REQUIRED WORK
Only lines containing "icon" are wanted from the data below. Copy those lines.

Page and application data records
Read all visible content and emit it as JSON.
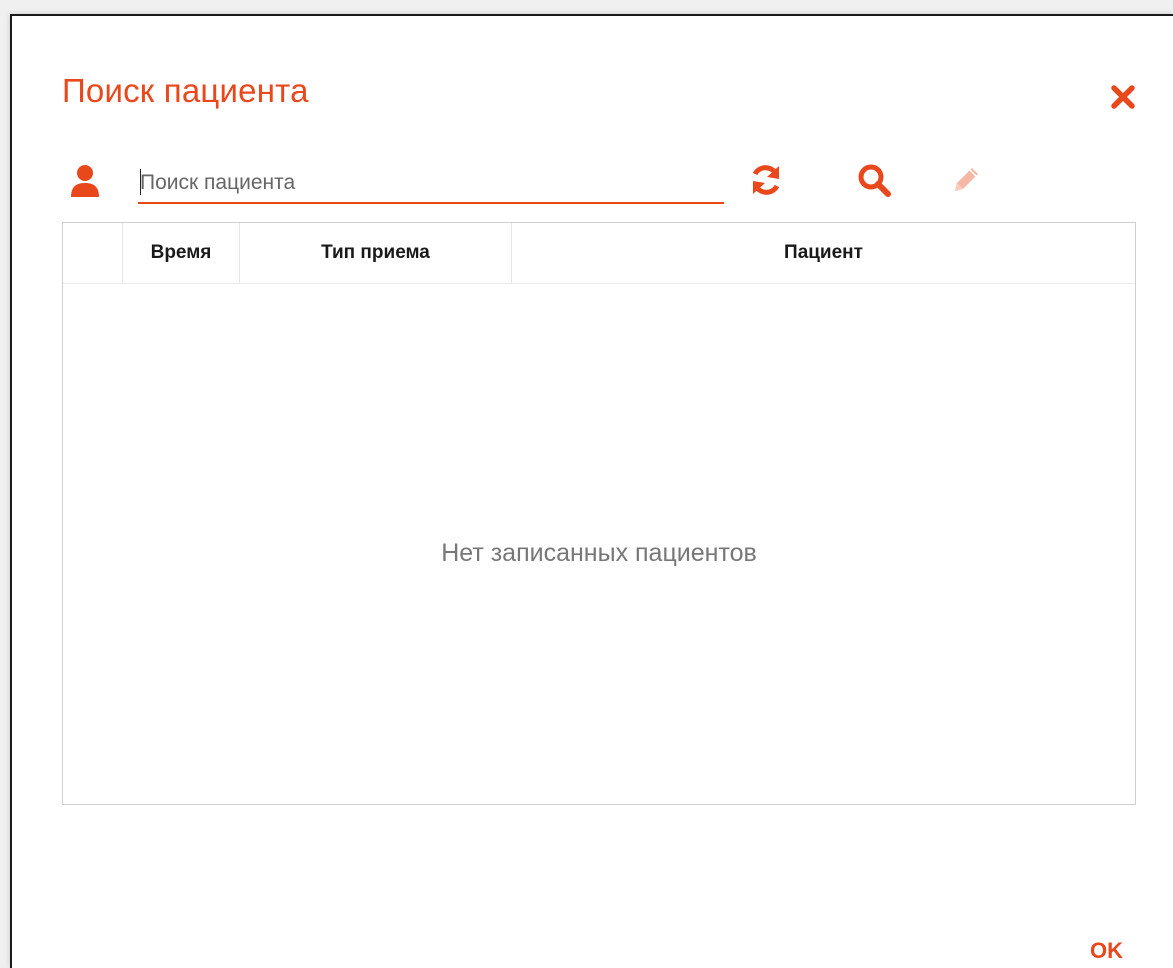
{
  "dialog": {
    "title": "Поиск пациента",
    "accent_color": "#e8481c",
    "close_icon": "close-icon"
  },
  "search": {
    "placeholder": "Поиск пациента",
    "value": "",
    "user_icon": "user-icon",
    "refresh_icon": "refresh-icon",
    "search_icon": "search-icon",
    "edit_icon": "pencil-icon",
    "edit_disabled": true
  },
  "table": {
    "columns": [
      "",
      "Время",
      "Тип приема",
      "Пациент"
    ],
    "rows": [],
    "empty_message": "Нет записанных пациентов"
  },
  "footer": {
    "ok_label": "OK"
  }
}
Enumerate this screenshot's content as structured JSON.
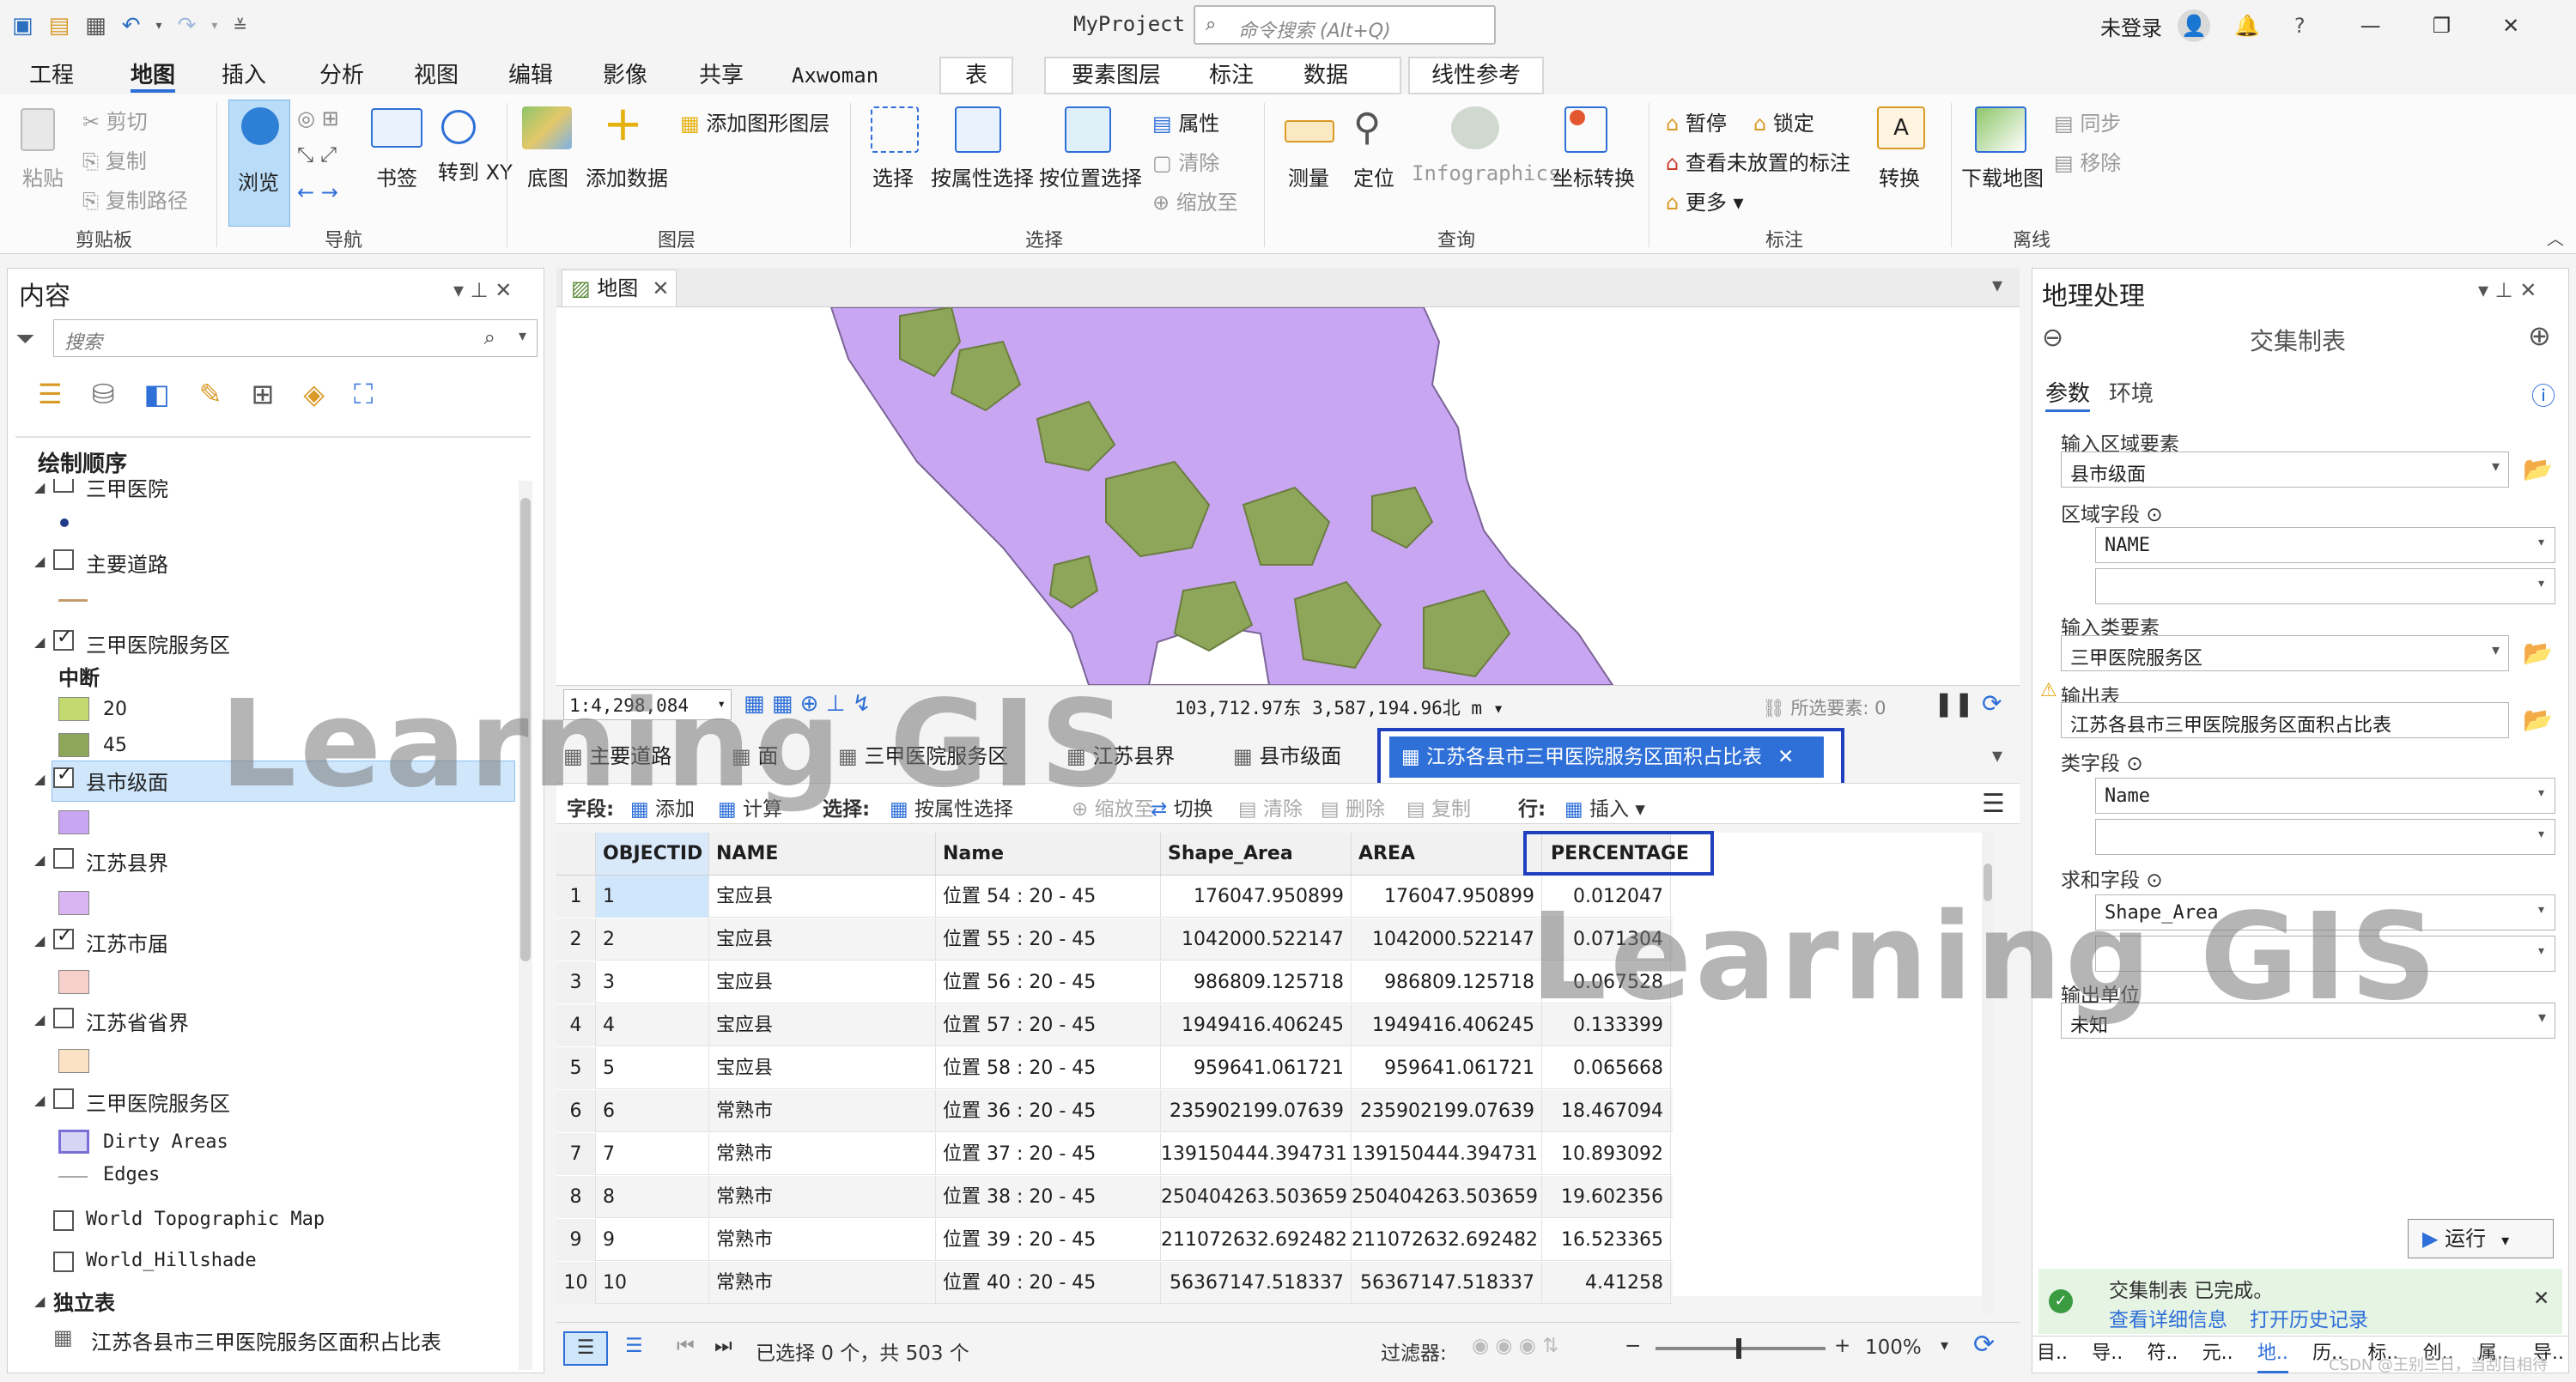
{
  "title_bar": {
    "project": "MyProject",
    "search_placeholder": "命令搜索 (Alt+Q)",
    "user": "未登录"
  },
  "tabs": [
    "工程",
    "地图",
    "插入",
    "分析",
    "视图",
    "编辑",
    "影像",
    "共享",
    "Axwoman"
  ],
  "active_tab": "地图",
  "context_tabs": [
    "表",
    "要素图层",
    "标注",
    "数据",
    "线性参考"
  ],
  "ribbon": {
    "clipboard": {
      "paste": "粘贴",
      "cut": "剪切",
      "copy": "复制",
      "copy_path": "复制路径",
      "group": "剪贴板"
    },
    "navigate": {
      "explore": "浏览",
      "bookmark": "书签",
      "goto_xy": "转到 XY",
      "group": "导航"
    },
    "layer": {
      "basemap": "底图",
      "add_data": "添加数据",
      "add_graphics": "添加图形图层",
      "group": "图层"
    },
    "selection": {
      "select": "选择",
      "by_attr": "按属性选择",
      "by_loc": "按位置选择",
      "attributes": "属性",
      "clear": "清除",
      "zoom_to": "缩放至",
      "group": "选择"
    },
    "inquiry": {
      "measure": "测量",
      "locate": "定位",
      "infographics": "Infographics",
      "convert_coords": "坐标转换",
      "group": "查询"
    },
    "labeling": {
      "pause": "暂停",
      "lock": "锁定",
      "view_unplaced": "查看未放置的标注",
      "more": "更多",
      "convert": "转换",
      "group": "标注"
    },
    "offline": {
      "download": "下载地图",
      "sync": "同步",
      "remove": "移除",
      "group": "离线"
    }
  },
  "contents": {
    "title": "内容",
    "search_placeholder": "搜索",
    "draw_order": "绘制顺序",
    "layers": [
      {
        "name": "三甲医院",
        "checked": false
      },
      {
        "name": "主要道路",
        "checked": false
      },
      {
        "name": "三甲医院服务区",
        "checked": true
      },
      {
        "name": "县市级面",
        "checked": true
      },
      {
        "name": "江苏县界",
        "checked": false
      },
      {
        "name": "江苏市届",
        "checked": true
      },
      {
        "name": "江苏省省界",
        "checked": false
      },
      {
        "name": "三甲医院服务区",
        "checked": false
      },
      {
        "name": "World Topographic Map",
        "checked": false
      },
      {
        "name": "World_Hillshade",
        "checked": false
      }
    ],
    "legend_break": "中断",
    "legend_20": "20",
    "legend_45": "45",
    "dirty_areas": "Dirty Areas",
    "edges": "Edges",
    "standalone": "独立表",
    "standalone_table": "江苏各县市三甲医院服务区面积占比表"
  },
  "map": {
    "tab": "地图",
    "scale": "1:4,298,084",
    "coords": "103,712.97东  3,587,194.96北 m",
    "selected": "所选要素: 0"
  },
  "table_tabs": [
    "主要道路",
    "面",
    "三甲医院服务区",
    "江苏县界",
    "县市级面",
    "江苏各县市三甲医院服务区面积占比表"
  ],
  "table_toolbar": {
    "field": "字段:",
    "add": "添加",
    "calc": "计算",
    "select": "选择:",
    "by_attr": "按属性选择",
    "zoom": "缩放至",
    "switch": "切换",
    "clear": "清除",
    "delete": "删除",
    "copy": "复制",
    "rows": "行:",
    "insert": "插入"
  },
  "columns": [
    "OBJECTID *",
    "NAME",
    "Name",
    "Shape_Area",
    "AREA",
    "PERCENTAGE"
  ],
  "rows": [
    [
      "1",
      "1",
      "宝应县",
      "位置 54 : 20 - 45",
      "176047.950899",
      "176047.950899",
      "0.012047"
    ],
    [
      "2",
      "2",
      "宝应县",
      "位置 55 : 20 - 45",
      "1042000.522147",
      "1042000.522147",
      "0.071304"
    ],
    [
      "3",
      "3",
      "宝应县",
      "位置 56 : 20 - 45",
      "986809.125718",
      "986809.125718",
      "0.067528"
    ],
    [
      "4",
      "4",
      "宝应县",
      "位置 57 : 20 - 45",
      "1949416.406245",
      "1949416.406245",
      "0.133399"
    ],
    [
      "5",
      "5",
      "宝应县",
      "位置 58 : 20 - 45",
      "959641.061721",
      "959641.061721",
      "0.065668"
    ],
    [
      "6",
      "6",
      "常熟市",
      "位置 36 : 20 - 45",
      "235902199.07639",
      "235902199.07639",
      "18.467094"
    ],
    [
      "7",
      "7",
      "常熟市",
      "位置 37 : 20 - 45",
      "139150444.394731",
      "139150444.394731",
      "10.893092"
    ],
    [
      "8",
      "8",
      "常熟市",
      "位置 38 : 20 - 45",
      "250404263.503659",
      "250404263.503659",
      "19.602356"
    ],
    [
      "9",
      "9",
      "常熟市",
      "位置 39 : 20 - 45",
      "211072632.692482",
      "211072632.692482",
      "16.523365"
    ],
    [
      "10",
      "10",
      "常熟市",
      "位置 40 : 20 - 45",
      "56367147.518337",
      "56367147.518337",
      "4.41258"
    ]
  ],
  "table_status": {
    "selected": "已选择 0 个，共 503 个",
    "filter": "过滤器:",
    "zoom": "100%"
  },
  "geoprocessing": {
    "title": "地理处理",
    "tool": "交集制表",
    "tab_params": "参数",
    "tab_env": "环境",
    "in_zone_label": "输入区域要素",
    "in_zone": "县市级面",
    "zone_field_label": "区域字段",
    "zone_field": "NAME",
    "in_class_label": "输入类要素",
    "in_class": "三甲医院服务区",
    "out_table_label": "输出表",
    "out_table": "江苏各县市三甲医院服务区面积占比表",
    "class_field_label": "类字段",
    "class_field": "Name",
    "sum_field_label": "求和字段",
    "sum_field": "Shape_Area",
    "out_units_label": "输出单位",
    "out_units": "未知",
    "run": "运行",
    "done_msg": "交集制表 已完成。",
    "view_details": "查看详细信息",
    "open_history": "打开历史记录",
    "bottom_tabs": [
      "目..",
      "导..",
      "符..",
      "元..",
      "地..",
      "历..",
      "标..",
      "创..",
      "属..",
      "导.."
    ]
  },
  "watermark": "Learning GIS",
  "credit": "CSDN @王别三日，当刮目相待",
  "colors": {
    "accent": "#2e6fd8",
    "highlight": "#1f3fbf",
    "county_fill": "#c9a6f2",
    "service_fill": "#8ea65a"
  }
}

SOLUTION TO THIS EXERCISE
    "close_icon": "close-icon"
    "user_icon": "user-icon",
    "refresh_icon": "refresh-icon",
    "search_icon": "search-icon",
    "edit_icon": "pencil-icon",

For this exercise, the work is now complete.